Virulence Factor Of Layabout Tropical Disease Bug - Leishmania - Unmasked In Knockout Mice
Leishmania is not a mania. It's an infectious microbe - specifically, a protozoan parasite. It infects more than 10 million people in the tropics, and often is fatal. Just as mosquito bites inflict malaria, biting sand flies inject Leishmania major into their victims. Then, like the TB pathogen, Mycobacterium tuberculosis, L. major holes up in macrophages of the immune system. (See BioWorld Today, March 22, 1999, p. 1.)
The only drug therapies for leishmaniasis are based on heavy metals, such as arsenic and antimony, which, besides being expensive, can themselves kill the patient. And vaccine there is none - so parasitologists are turning to genetic approaches.
"Anything we can find out about how the Leishmania parasite survives may be useful in combating it," observed molecular microbiologist Stephen Beverley, at Washington University School of Medicine in St. Louis. He is senior author of a paper in the Proceedings of the National Academy of Sciences (PNAS), dated August 1, 2000. Its title: "Lipophosphoglycan [LPG] is a virulence factor distinct from related glycoconjugates in the protozoan parasite Leishmania major."
The co-authors asked the question: What role does LPG play in survival of the parasite in its human host, the macrophage? These white blood cells normally ingest and terminate invading microorganisms and other foreign invaders. Because LPG coats much of L. major's surface, Beverley speculated that macrophages possibly shield the pathogen from toxins it produces, or turn off host genes that might destroy it.
Using homegrown gene-modifying techniques, the co-authors inoculated mice with a mutant L. major that did not produce LPG. Macrophages eliminated 75 percent of this faux parasite in two days, and the mice didn't develop L. major's typical skin lesions until 60 days later.
"This study proves for the first time," Beverley concluded, "that LPG is required for virulence." He now hopes to find genes to serve as targets for drug or vaccine development.
Monoclonal Antibody To Transforming Growth Factor-Beta Cures Kidney Disease In Diabetic Mice
Kidney disease is a hallmark and handmaid of diabetes mellitus - both types I and II. Diabetic nephropathy is a leading cause of end-stage renal disease in the industrialized world. Almost 40 percent of all new applicants for a kidney transplant in the U.S. have diabetic kidney disease. Caring for these patients costs some $7 billion annually.

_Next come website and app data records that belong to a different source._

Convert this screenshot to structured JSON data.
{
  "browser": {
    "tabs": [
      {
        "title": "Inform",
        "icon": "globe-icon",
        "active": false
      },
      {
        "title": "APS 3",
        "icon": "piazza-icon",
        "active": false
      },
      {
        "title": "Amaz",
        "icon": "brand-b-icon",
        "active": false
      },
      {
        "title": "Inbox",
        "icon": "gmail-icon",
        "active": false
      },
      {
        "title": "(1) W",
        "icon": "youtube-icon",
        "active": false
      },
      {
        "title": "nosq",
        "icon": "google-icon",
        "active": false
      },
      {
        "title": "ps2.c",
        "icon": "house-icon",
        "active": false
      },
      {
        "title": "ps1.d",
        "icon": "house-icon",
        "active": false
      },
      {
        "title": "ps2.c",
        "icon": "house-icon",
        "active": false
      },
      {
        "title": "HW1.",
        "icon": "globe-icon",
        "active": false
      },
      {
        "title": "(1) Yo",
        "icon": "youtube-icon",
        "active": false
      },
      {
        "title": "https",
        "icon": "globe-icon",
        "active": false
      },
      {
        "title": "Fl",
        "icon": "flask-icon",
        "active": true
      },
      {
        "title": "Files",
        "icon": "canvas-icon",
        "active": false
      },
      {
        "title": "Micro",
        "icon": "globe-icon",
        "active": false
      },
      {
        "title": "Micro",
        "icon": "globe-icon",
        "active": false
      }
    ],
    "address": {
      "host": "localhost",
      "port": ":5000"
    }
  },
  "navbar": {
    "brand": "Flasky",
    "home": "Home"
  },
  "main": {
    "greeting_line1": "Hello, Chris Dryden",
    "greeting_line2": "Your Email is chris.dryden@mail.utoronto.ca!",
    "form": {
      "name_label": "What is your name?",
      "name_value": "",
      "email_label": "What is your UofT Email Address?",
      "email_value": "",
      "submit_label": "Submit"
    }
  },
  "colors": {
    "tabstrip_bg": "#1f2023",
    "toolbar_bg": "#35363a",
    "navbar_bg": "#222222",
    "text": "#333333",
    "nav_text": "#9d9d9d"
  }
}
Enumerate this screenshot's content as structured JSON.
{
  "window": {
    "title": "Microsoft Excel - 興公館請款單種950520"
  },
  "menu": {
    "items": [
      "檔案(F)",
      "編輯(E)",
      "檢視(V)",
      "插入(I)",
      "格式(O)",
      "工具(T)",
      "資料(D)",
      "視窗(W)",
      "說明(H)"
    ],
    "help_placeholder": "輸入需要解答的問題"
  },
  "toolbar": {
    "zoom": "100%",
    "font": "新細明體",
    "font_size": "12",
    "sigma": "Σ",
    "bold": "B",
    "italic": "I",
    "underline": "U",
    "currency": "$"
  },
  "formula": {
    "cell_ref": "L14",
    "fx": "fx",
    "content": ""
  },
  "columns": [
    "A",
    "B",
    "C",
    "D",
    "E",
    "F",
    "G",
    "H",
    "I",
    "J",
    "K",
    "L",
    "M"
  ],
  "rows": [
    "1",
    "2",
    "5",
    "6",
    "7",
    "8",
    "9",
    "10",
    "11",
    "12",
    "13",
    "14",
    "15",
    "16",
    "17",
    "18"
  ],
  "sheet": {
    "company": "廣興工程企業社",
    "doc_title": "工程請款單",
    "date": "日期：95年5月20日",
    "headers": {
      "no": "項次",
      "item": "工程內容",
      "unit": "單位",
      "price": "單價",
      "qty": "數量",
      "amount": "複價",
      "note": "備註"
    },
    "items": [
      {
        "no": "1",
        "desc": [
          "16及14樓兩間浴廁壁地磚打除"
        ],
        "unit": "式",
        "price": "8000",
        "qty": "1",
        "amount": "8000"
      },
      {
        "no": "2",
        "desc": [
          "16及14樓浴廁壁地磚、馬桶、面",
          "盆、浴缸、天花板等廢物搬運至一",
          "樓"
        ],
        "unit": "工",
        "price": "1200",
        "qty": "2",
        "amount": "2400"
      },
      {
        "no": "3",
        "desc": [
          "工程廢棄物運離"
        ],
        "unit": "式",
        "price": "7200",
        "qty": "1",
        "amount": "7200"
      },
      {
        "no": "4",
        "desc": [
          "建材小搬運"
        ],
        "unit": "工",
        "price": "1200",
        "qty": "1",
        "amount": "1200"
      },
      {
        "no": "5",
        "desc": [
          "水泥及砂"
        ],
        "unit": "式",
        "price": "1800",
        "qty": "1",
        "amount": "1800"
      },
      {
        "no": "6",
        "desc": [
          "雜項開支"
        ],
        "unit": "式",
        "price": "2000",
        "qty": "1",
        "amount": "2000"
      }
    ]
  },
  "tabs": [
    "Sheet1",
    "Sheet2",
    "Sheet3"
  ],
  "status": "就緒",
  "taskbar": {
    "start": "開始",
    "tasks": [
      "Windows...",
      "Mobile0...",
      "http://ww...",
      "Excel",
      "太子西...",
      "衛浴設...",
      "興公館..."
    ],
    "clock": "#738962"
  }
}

Recent research indicts renal transforming growth factor-beta (TGF-b) as complicit in this pathology. The db/db diabetic mouse models that condition exquisitely. Scientists at Jefferson Medical College and the University of Pennsylvania, both in Philadelphia, treated these animals, and their non-diabetic control littermates, with a neutralizing monoclonal antibody to TGF-b thrice weekly for eight weeks. As they report in the Proceedings of the National Academy of Sciences (PNAS) Early Edition, released July 4, 2000, "These findings strongly suggest that overt nephropathy was prevented."
Their article bears the title: "Long-term prevention of renal insufficiency, excess matrix gene expression, and glomerular mesangial matrix expansion by treatment with monoclonal antitransforming growth factor-b antibody in db/db diabetic mice."